-Vitamine D deficiency.
-Permanent hypoparathyroidism (injuried glands )( low PTH ).
Criteria for diagnosis of hungrey bone syndrome ?
serum calcium concentration below 8.5 mg/dL (2.13 mmol/L) and the
serum phosphate postoperative conentration below 3.0 mg/dL (0.96
mmol/L) on the third day post op.
Patients at risk ?
1-Volume of the resected adenoma.
2-Preoperative blood urea nitrogen concentration.
3-Preoperative alkaline phosphatase concentration.
Preoperative serum calcium and PTH levels did not provide
additional predictive information.
Some studies do point towards pre-op calcium has a indicator for the same
Presentation of hungry bone syndrome :
The decrease in bone resorption and increase in bone formation that
occurs after parathyroidectomy can also lead to hypophosphatemia.
-Hypomagnesemia : refractory hypocalcemia.
-Hyperkalemia (80 percent) ( unknown ).
How it can be prevented ?
-starting oral calcium 2 to 3 grams per day two days prior to surgery, even in
patients who are hypercalcemic.
-intravenous calcitriol : in Vit D deficiency , CRF
(vitamin D2) (1000 IU per day or more depending on level) in vit D def pts ,
(2 mcg at the end of each hemodialysis treatment) in HD pts , begun three
to five days prior to surgery and continued postoperatively may be helpful
in preventing marked hypocalcemia.
How it can be treated ?
Treatment is aimed at each of the abnormalities that can occur:
hypocalcemia, hypomagnesemia, hypophosphatemia, and hyperkalemia.
the serum calcium concentration should be measured two to four times
per day for the first few postoperative day .
Oral calcium supplementation (2 to 4 g of elemental calcium [50 to 100
mmol] per day) should be started as soon as the patient is able to swallow.
If the serum phosphorus is normal or low, calcium should be administered
between meals to maximize intestinal absorption and minimize phosphate
Intravenous calcium is indicated if the patient develops a rapid and progressive
reduction in serum calcium or symptoms related to hypocalcemia, including
frank tetany, latent tetany (Chvostek's or Trousseau's sign), or a plasma
calcium concentration below 7.5 mg/dL (1.9 mmol/L).
the administration of phosphate to reverse hypophosphatemia is generally
avoided in patients with hungry bone syndrome, since phosphate can
combine with calcium and further reduce the plasma calcium
concentration. An exception to this general rule is the presence of severe
hypophosphatemia, in which the plasma phosphate concentration is below 1
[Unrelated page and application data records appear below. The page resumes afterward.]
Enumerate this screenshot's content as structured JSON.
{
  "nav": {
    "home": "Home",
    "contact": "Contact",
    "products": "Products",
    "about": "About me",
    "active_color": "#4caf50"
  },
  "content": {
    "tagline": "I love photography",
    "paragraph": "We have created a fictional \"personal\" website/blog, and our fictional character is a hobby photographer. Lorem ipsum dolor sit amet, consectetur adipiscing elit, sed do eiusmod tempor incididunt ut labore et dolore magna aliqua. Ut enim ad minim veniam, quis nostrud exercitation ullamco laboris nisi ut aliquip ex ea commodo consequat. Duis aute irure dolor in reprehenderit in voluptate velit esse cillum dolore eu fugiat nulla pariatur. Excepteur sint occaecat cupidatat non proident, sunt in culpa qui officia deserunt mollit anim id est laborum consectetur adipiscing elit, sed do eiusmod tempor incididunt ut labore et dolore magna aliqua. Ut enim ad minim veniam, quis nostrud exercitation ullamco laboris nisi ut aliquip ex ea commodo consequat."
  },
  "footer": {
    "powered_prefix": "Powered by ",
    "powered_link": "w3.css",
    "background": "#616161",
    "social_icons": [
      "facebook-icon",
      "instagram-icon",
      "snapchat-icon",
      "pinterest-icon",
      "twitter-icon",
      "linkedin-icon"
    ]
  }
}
TREATMENT OF CONCOMITANT VITAMIN D DEFICIENCY ?
the Third International Workshop on Asymptomatic Primary
Hyperparathyroidism recommends measuring 25OHD in all patients with
PHPT and repleting those with low levels (defined as ≤20 ng/mL [50
nmol/L]) prior to making any management decisions .
Cautiously repleting vitamin D in patients with underlying
hyperparathyroidism since worsening hypercalcemia and hypercalciuria
have been reported in this setting .
Intra op Parathyroid adenomas are brown with gritty feel
Parathyroids sink in water ; fat doesnt
??Intraop indocyanin green(as for hepatic functions) assay for parathyroid
localisation..infra red light
2 site pth assay
Sandwich assays (two antibodies for C n N terminus of Intact PTH
Two site sampling IJV & peripheral vein sampling
Calcium replacement(1-1.5meq/kg/day replacement)
Persistant hyperparathyroidism : elevated calcium & PTH within 6 months
Recurrent hyperparathyroidism :levated calcium & PTH that occurs more
than 6-12 months after surgery
Implantation in forearm for easy reexplloration